So let’s say you are a Safety or HSE Manager, and your company is trying to improve safety and reduce current injury rates. What do you do? What comes to mind first? Maybe you implement state-of-the art safety training and make sure everyone goes through it. Or perhaps, you inspect every single piece of equipment in your facility and make sure that you could pass an OSHA inspection with flying colors tomorrow. Maybe you do both. The truth is there are many things you could do to make sure all your employees go home safely to their families every day. But chances are, you probably didn’t think about looking at your hiring process.
In fact, recruitment and selection are rarely on people’s radars as a way to improve safety. And that’s a shame, because it can make a big difference. There is now sound, hard evidence out there that a hiring process that screens applicants for safety can greatly reduce your injury rates, keep people safer and…it can save your company a TON of money in the long run. This brief story is just one real example of how any organization can use recruitment and selection to actually reduce injuries.
We work with a lot of Fortune 2000 organizations, especially in the manufacturing sector. One of these organizations, which is a global manufacturer of electric equipment, started working with us back in 2006 and implemented our safety-based selection process in order to screen and hire production employees. This hiring system had a series of hurdles, including a validated online assessment battery, a job fit questionnaire and custom-designed production exercises that simulated the main physical aspects of the job. All three of these hiring steps had components that measured safety orientation and risk-taking.
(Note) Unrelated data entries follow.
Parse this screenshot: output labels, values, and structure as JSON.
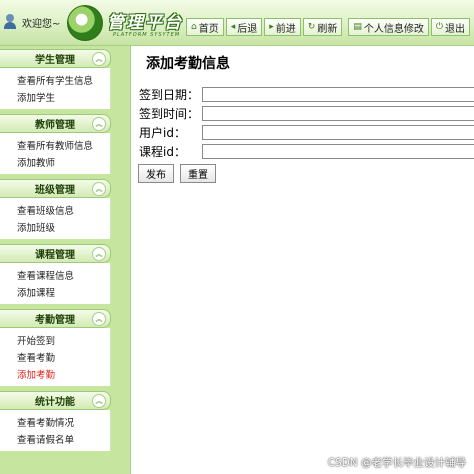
{
  "header": {
    "welcome": "欢迎您~",
    "logo_title": "管理平台",
    "logo_subtitle": "PLATFORM SYSYTEM",
    "toolbar": [
      {
        "icon": "home-icon",
        "label": "首页"
      },
      {
        "icon": "back-icon",
        "label": "后退"
      },
      {
        "icon": "forward-icon",
        "label": "前进"
      },
      {
        "icon": "refresh-icon",
        "label": "刷新"
      },
      {
        "icon": "profile-icon",
        "label": "个人信息修改"
      },
      {
        "icon": "logout-icon",
        "label": "退出"
      }
    ]
  },
  "sidebar": {
    "sections": [
      {
        "title": "学生管理",
        "items": [
          "查看所有学生信息",
          "添加学生"
        ]
      },
      {
        "title": "教师管理",
        "items": [
          "查看所有教师信息",
          "添加教师"
        ]
      },
      {
        "title": "班级管理",
        "items": [
          "查看班级信息",
          "添加班级"
        ]
      },
      {
        "title": "课程管理",
        "items": [
          "查看课程信息",
          "添加课程"
        ]
      },
      {
        "title": "考勤管理",
        "items": [
          "开始签到",
          "查看考勤",
          "添加考勤"
        ]
      },
      {
        "title": "统计功能",
        "items": [
          "查看考勤情况",
          "查看请假名单"
        ]
      }
    ],
    "active_item": "添加考勤"
  },
  "main": {
    "title": "添加考勤信息",
    "fields": [
      {
        "label": "签到日期：",
        "value": ""
      },
      {
        "label": "签到时间：",
        "value": ""
      },
      {
        "label": "用户id：",
        "value": ""
      },
      {
        "label": "课程id：",
        "value": ""
      }
    ],
    "submit_label": "发布",
    "reset_label": "重置"
  },
  "watermark": "CSDN @老学长毕业设计辅导",
  "colors": {
    "accent": "#c6e59f",
    "active_link": "#e0221a"
  }
}
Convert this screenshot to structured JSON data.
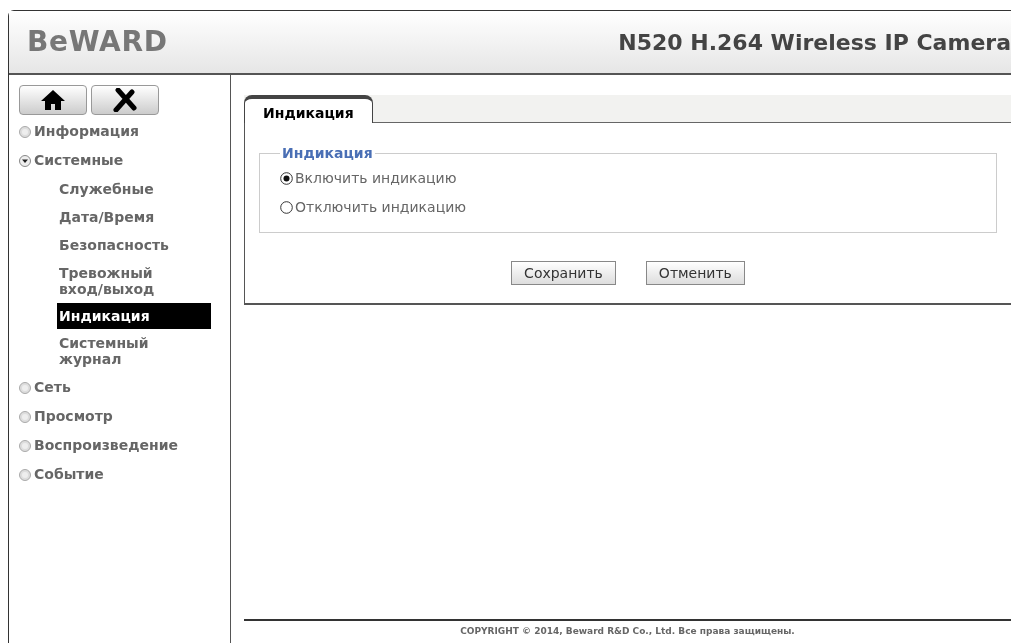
{
  "header": {
    "logo": "BeWARD",
    "title": "N520 H.264 Wireless IP Camera"
  },
  "sidebar": {
    "categories": [
      {
        "label": "Информация",
        "expanded": false
      },
      {
        "label": "Системные",
        "expanded": true,
        "children": [
          {
            "label": "Служебные",
            "selected": false
          },
          {
            "label": "Дата/Время",
            "selected": false
          },
          {
            "label": "Безопасность",
            "selected": false
          },
          {
            "label": "Тревожный вход/выход",
            "selected": false
          },
          {
            "label": "Индикация",
            "selected": true
          },
          {
            "label": "Системный журнал",
            "selected": false
          }
        ]
      },
      {
        "label": "Сеть",
        "expanded": false
      },
      {
        "label": "Просмотр",
        "expanded": false
      },
      {
        "label": "Воспроизведение",
        "expanded": false
      },
      {
        "label": "Событие",
        "expanded": false
      }
    ]
  },
  "tabs": [
    {
      "label": "Индикация",
      "selected": true
    }
  ],
  "fieldset": {
    "legend": "Индикация",
    "options": [
      {
        "label": "Включить индикацию",
        "selected": true
      },
      {
        "label": "Отключить индикацию",
        "selected": false
      }
    ]
  },
  "buttons": [
    "Сохранить",
    "Отменить"
  ],
  "footer": "COPYRIGHT © 2014, Beward R&D Co., Ltd. Все права защищены."
}
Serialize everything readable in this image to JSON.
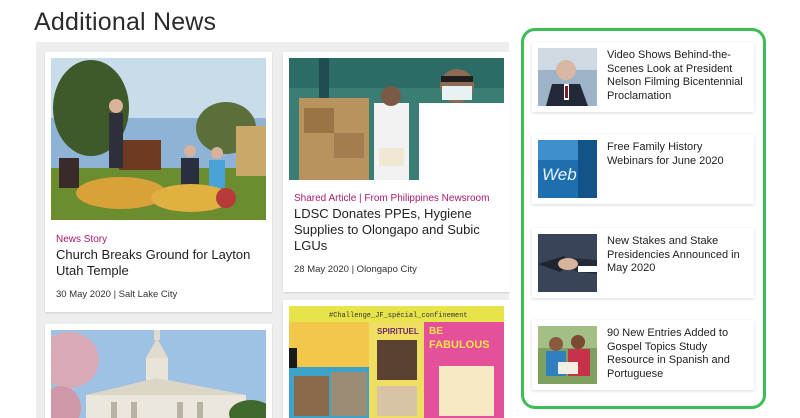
{
  "section": {
    "title": "Additional News"
  },
  "cards": [
    {
      "category": "News Story",
      "headline": "Church Breaks Ground for Layton Utah Temple",
      "meta": "30 May 2020 | Salt Lake City"
    },
    {
      "category": "Shared Article | From Philippines Newsroom",
      "headline": "LDSC Donates PPEs, Hygiene Supplies to Olongapo and Subic LGUs",
      "meta": "28 May 2020 | Olongapo City"
    },
    {
      "image_text": ""
    },
    {
      "image_text": {
        "hashtag": "#Challenge_JF_spécial_confinement",
        "spirituel": "SPIRITUEL",
        "be": "BE",
        "fabulous": "FABULOUS"
      }
    }
  ],
  "sidebar": {
    "border_color": "#3cbd56",
    "items": [
      {
        "title": "Video Shows Behind-the-Scenes Look at President Nelson Filming Bicentennial Proclamation"
      },
      {
        "title": "Free Family History Webinars for June 2020",
        "image_text": "Web"
      },
      {
        "title": "New Stakes and Stake Presidencies Announced in May 2020"
      },
      {
        "title": "90 New Entries Added to Gospel Topics Study Resource in Spanish and Portuguese"
      }
    ]
  },
  "colors": {
    "accent": "#a6186d",
    "panel_bg": "#eeeeee"
  }
}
In order to see how well this process was working in terms of reducing work-related injuries, we did a longitudinal study comparing incident and injury rates pre- versus post-system implementation. In other words, we looked at safety incidents and recordable injury rates BEFORE (2004-05) our system was put into place, and compared it to the same metrics AFTER (2007-08) our system was put in place. We controlled for length of service by including incident and injury data for only the first year of employment for each individual. All employees in the 2004-05 sample were hired through a pre-existing process, whereas all employees in the 2007-08 sample were hired through the new system we had put into place. In terms of data, we looked at two variables: 1) safety incidents (first aids and near misses) and 2) OSHA recordable injuries.
So what did we find? Prior to the new hiring system, safety incident rates were 38%. After the new system was put into place, rates were down to 24%–a 37% reduction in safety incidents. But what about the OSHA recordables? Even better. Previously, the organization had an OSHA recordable rate of 17%. Post-implementation, it was only 9% - that’s nearly a 50% reduction in recordable injury rate in less than 4 years! Just to put that into perspective, the very best performing state injury and illness prevention programs in the U.S. achieve slightly over 60% reduction, and many produce less than 10%.
Now, for the million dollar question – what does this have to do with them saving over $2 million? Let’s take a look at that now.
Consider the following findings from the Bureau of Labor Statistics (BLS):
- Over half of all recordable injuries are DART cases (involving days away from work, restricted time or job transfers)
- The average worker’s compensation claim is about $40,000
- This organization had 107 fewer OSHA recordables in the two-year period after the new hiring system was put in place
- We can assume that at about 54 (50%) of those 107 recordables that were prevented would have been DART cases, meaning each would have cost the company approximately $40,000 on average
Therefore, we can do the math and say that 54 DART cases X $40,000 = $2.16 million saved.
These findings show that a validated hiring process that screens applicants up front for safety can dramatically reduce injury and incident rates, and that these reductions can really add up to enormous cost savings for any organization. Now those are some significant, tangible cost savings that anyone can feel good about. So maybe next time you think about how you can tackle your organization’s safety concerns, recruitment and selection should be on the top of your list.